The telegraph changed society by giving Americans the ability to communicate long distances. The telegraph became important because it gave Americans the chance to send and receive messages at unprecedented speed and volume.
Professor Samuel Morse, an instructor at New York University, created the first version of the telegraph in the 1830s. Although it was relatively well-planned, the device required significant revisions before revolutionizing communications worldwide. The telegraph's invention fueled people's desire to send and receive information and news from far distances in order to understand what was going on in the world.
The Evolution of the First Electric Telegraph
Morse devised a plan for the telegraph in the late 1700s. However, he did not construct a working device until the 1830s. Although many others proposed similar concepts, Morse secured federal funding to continue exploring the field of communication through the telegraph.
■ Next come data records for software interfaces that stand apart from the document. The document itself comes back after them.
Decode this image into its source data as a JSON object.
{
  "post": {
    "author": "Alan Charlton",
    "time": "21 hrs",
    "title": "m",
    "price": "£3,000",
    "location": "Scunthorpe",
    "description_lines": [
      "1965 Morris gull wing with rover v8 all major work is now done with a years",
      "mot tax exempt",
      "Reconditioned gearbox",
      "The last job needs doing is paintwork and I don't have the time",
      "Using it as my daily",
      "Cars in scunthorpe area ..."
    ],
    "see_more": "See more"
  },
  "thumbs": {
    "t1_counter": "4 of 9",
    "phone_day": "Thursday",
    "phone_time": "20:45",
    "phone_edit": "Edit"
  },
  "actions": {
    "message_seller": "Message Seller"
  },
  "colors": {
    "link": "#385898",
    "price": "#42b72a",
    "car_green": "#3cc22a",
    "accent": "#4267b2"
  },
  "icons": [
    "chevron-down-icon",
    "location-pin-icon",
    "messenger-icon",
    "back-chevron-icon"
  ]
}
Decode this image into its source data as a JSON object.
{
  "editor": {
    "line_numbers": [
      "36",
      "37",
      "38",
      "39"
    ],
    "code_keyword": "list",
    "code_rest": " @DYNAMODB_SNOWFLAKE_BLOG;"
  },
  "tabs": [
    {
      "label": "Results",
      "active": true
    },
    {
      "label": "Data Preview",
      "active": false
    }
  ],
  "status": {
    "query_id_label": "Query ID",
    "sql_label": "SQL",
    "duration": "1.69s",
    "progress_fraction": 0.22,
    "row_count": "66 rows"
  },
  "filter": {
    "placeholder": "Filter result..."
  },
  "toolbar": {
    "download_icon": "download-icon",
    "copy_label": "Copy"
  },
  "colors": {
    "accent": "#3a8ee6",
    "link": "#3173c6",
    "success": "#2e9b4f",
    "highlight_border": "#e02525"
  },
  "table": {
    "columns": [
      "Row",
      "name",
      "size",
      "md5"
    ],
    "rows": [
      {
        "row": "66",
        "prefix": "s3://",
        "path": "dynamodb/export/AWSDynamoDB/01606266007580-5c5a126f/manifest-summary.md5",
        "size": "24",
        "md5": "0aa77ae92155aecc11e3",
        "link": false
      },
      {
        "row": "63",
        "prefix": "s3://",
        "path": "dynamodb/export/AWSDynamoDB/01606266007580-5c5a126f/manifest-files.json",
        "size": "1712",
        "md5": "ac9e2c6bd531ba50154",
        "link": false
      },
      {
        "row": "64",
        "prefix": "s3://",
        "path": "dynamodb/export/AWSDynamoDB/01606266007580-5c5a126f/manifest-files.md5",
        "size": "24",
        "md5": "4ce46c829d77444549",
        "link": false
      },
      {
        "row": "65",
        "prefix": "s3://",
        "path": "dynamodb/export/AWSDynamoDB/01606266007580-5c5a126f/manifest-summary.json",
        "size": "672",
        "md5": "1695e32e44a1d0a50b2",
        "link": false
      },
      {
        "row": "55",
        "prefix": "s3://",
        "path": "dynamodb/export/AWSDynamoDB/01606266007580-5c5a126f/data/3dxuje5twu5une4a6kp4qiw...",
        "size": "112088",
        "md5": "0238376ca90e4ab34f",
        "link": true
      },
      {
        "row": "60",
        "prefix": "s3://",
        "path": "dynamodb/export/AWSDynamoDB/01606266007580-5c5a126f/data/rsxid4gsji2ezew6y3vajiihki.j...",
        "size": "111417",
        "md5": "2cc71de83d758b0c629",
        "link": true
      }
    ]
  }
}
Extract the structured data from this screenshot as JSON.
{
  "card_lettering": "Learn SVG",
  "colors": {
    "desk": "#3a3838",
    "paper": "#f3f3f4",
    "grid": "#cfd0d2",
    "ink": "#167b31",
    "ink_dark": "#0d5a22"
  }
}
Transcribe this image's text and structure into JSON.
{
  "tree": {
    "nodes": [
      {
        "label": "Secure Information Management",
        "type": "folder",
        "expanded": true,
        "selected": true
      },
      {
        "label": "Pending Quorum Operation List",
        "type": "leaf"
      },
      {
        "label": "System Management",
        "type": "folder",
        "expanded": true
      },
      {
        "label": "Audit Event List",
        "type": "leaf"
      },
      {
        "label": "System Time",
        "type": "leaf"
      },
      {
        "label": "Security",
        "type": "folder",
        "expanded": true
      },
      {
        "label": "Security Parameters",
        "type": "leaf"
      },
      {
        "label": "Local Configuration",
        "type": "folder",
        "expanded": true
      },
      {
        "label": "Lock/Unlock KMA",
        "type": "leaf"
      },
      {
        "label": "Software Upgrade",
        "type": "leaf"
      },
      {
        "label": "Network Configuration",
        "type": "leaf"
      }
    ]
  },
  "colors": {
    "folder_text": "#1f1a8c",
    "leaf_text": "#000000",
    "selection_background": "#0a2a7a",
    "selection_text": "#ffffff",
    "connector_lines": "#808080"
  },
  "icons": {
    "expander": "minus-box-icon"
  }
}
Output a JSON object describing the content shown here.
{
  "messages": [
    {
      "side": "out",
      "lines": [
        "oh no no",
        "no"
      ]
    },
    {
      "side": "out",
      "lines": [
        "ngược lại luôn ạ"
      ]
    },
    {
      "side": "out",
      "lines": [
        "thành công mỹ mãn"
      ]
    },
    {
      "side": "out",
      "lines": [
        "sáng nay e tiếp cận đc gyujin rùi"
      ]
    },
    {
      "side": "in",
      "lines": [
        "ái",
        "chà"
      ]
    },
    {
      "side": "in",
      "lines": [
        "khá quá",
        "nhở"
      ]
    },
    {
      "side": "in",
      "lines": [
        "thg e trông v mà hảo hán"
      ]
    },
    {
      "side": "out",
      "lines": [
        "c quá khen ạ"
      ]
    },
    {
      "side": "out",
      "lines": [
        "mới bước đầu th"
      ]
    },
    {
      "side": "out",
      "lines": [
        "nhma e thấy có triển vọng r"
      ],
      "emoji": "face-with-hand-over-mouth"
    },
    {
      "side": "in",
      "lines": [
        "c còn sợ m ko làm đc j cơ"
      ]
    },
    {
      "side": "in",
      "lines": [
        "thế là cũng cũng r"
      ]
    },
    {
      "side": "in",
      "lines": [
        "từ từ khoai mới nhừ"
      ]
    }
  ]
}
After spending nearly a decade working on transmissions and ironing out technical kinks, Morse introduced a working telegraph in 1843. That telegraph allowed users on two ends to send and receive messages. However, it only operated over short distances. By 1844, Morse was able to transmit his first message from Washington, D.C., to Baltimore. Twenty years later, a telegraph line was laid from the United States to Europe under the Atlantic Ocean.
Why Samuel Morse Invented the Telegraph
British inventors Sir Charles Wheatstone and Sir William Cooke developed a rudimentary telegraph system using magnetic needles that moved by electric current to point out letters and numbers. The system was used in Britain for railroad signals. Back in the U.S., Morse was fascinated by the concept of electromagnetism, a term he learned while overseas. He decided to take his interests and produce a single-circuit telegraph that worked with a battery. Morse worked with researchers Leonard Gale and Alfred Vail to push forward to perfect the telegraph, receiving funding from Congress in 1943 to test their system. The first message from Washington, D.C. to Baltimore was sent May 24, 1844 and said, "What hath God wrought!"
How the Telegraph Worked
The later electric telegraph worked by transmitting electrical signals over wires between stations. The electrical signals developed by Morse were named after him as Morse code. The code used a set of dashes and dots to represent each letter of the alphabet that made it simple to transmit longer messages through the lines. For example, the internationally recognized distress signal, SOS, was fast and easy to remember and transmit, according to History. An S was three dots and an O was three dashes.
Common Uses for Telegraphs
The electric telegraph helped the military communicate tactically in war zones and let journalists and newspapers send and receive news fast and efficiently, which made information timely. Soon, money could be "wired" long-distance. The railroad lines relied on telegraphy, making it possible to know departures and arrivals of trains.
Modern Forms of Long-distance Communications
Seeing the potential for faster communications, others joined the race to improve the telegraph. Western Union staked claim to the first telegraph, allowing successful communications between the Atlantic and Pacific coasts in 1861, while rapid improvements in technology allowed delivery and receipt of international messages in the early 20th century.
The telegraph succeeded mail, which took days and weeks to arrive, before being replaced by radio and television. The beginning of the 21st century witnessed the replacement of the telegraph by the telephone, then later the fax machine. The Internet and cellular technology have since taken over long-distance communications.